Smith-Yoshimura, Karen. 2019. “‘Future Proofing’ of Cataloging.” Hanging Together: The OCLC Research Blog, 11 October 2019. https://hangingtogether.org/?p=7526. Metadata departments need to focus on both current requirements for their metadata in the library catalog or repositories and ensuring that they look ahead to future uses of their metadata in emerging services. Our discussions focused on identifiers, which were viewed as a transition bridge from legacy and current metadata to future applications.
———. 2017. “How Much Metadata is Practical?” Hanging Together: The OCLC Research Blog, 24 November 2017. https://hangingtogether.org/?p=6328. With the increasing availability of online metadata, we are seeing metadata added to discovery environments representing objects of widely varying granularity. Ensuring optimal search results in an environment where metadata from varying sources with differing models of granularity and extensiveness poses challenges for catalogers and metadata managers.
———. 2017. “Use Cases for Local Identifiers.” Hanging Together: The OCLC Research Blog, 5 May 2017. https://hangingtogether.org/?p=5938. This post summarizes use cases for maintaining local authority files, the barriers to contributing local authority records to NACO or national authority files, the trade-offs of minting local identifiers, and possible alternative approaches to sharing information about entities gathered currently only on the local level.
———. 2016. “Metadata Reconciliation.” Hanging Together: The OCLC Research Blog, 28 September 2016. https://hangingtogether.org/?p=5710. Many libraries are performing metadata reconciliation work, such as searching matching terms from linked data sources and replacing strings in metadata records with URIs or storing URIs, as a necessary first step toward the linked data environment or as part of metadata enhancement work.

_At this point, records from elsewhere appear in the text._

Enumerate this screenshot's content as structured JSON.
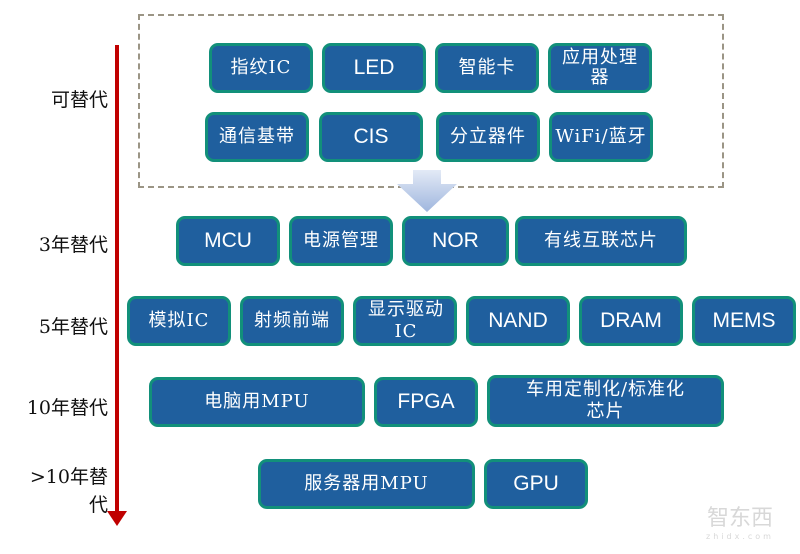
{
  "colors": {
    "chip_fill": "#1f5f9e",
    "chip_border": "#12907a",
    "timeline": "#c00000",
    "dashed_border": "#9b9585",
    "arrow": "#a9bde0"
  },
  "rows": [
    {
      "label": "可替代",
      "items": [
        "指纹IC",
        "LED",
        "智能卡",
        "应用处理\n器",
        "通信基带",
        "CIS",
        "分立器件",
        "WiFi/蓝牙"
      ]
    },
    {
      "label": "3年替代",
      "items": [
        "MCU",
        "电源管理",
        "NOR",
        "有线互联芯片"
      ]
    },
    {
      "label": "5年替代",
      "items": [
        "模拟IC",
        "射频前端",
        "显示驱动IC",
        "NAND",
        "DRAM",
        "MEMS"
      ]
    },
    {
      "label": "10年替代",
      "items": [
        "电脑用MPU",
        "FPGA",
        "车用定制化/标准化\n芯片"
      ]
    },
    {
      "label": ">10年替\n代",
      "items": [
        "服务器用MPU",
        "GPU"
      ]
    }
  ],
  "icons": {
    "timeline_arrow": "arrow-down-red",
    "flow_arrow": "arrow-down-gradient"
  },
  "watermark": {
    "text": "智东西",
    "sub": "zhidx.com"
  }
}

———. 2015. “Getting Identifiers Created for Legacy Names.” Hanging Together: The OCLC Research Blog, 30 October 2015. https://hangingtogether.org/?p=5463. The LC/NACO name authority file contains only 30% of the total names reflected in WorldCat’s bibliographic record access points. The library community has become aware of the importance of getting persistent identifiers created for all names. These identifiers are crucial for the transition to linked data. Transitioning to the Next Generation of Metadata: Annotated Bibliography 3
———. 2015. “Persistent Identifiers for Local Collections.” Hanging Together: The OCLC Research Blog, 27 October 2015. https://hangingtogether.org/?p=5445. Information professionals want to repurpose, present, and connect the data they have created and curated using various standards and practices. Persistent identifiers— unchanging over time and independent of where the object is or will be stored—help collections become accessible globally and can be shared and reused. This blog post summarizes the issues that need to be addressed for identifiers to be more widely adopted.
———. 2013. “Irreconcilable Differences? Name Authority Control and Humanities Scholarship.” Hanging Together: The OCLC Research Blog, 27 March 2013. https://hangingtogether. org/?p=2621. This blog post discusses the shared values and differences between humanities scholars and librarians in dealing with names appearing in historical research. Although humanities scholars appreciate the work librarians invest in authority files, they eschew the requirement for a “preferred name” and need to know the provenance of each form of name.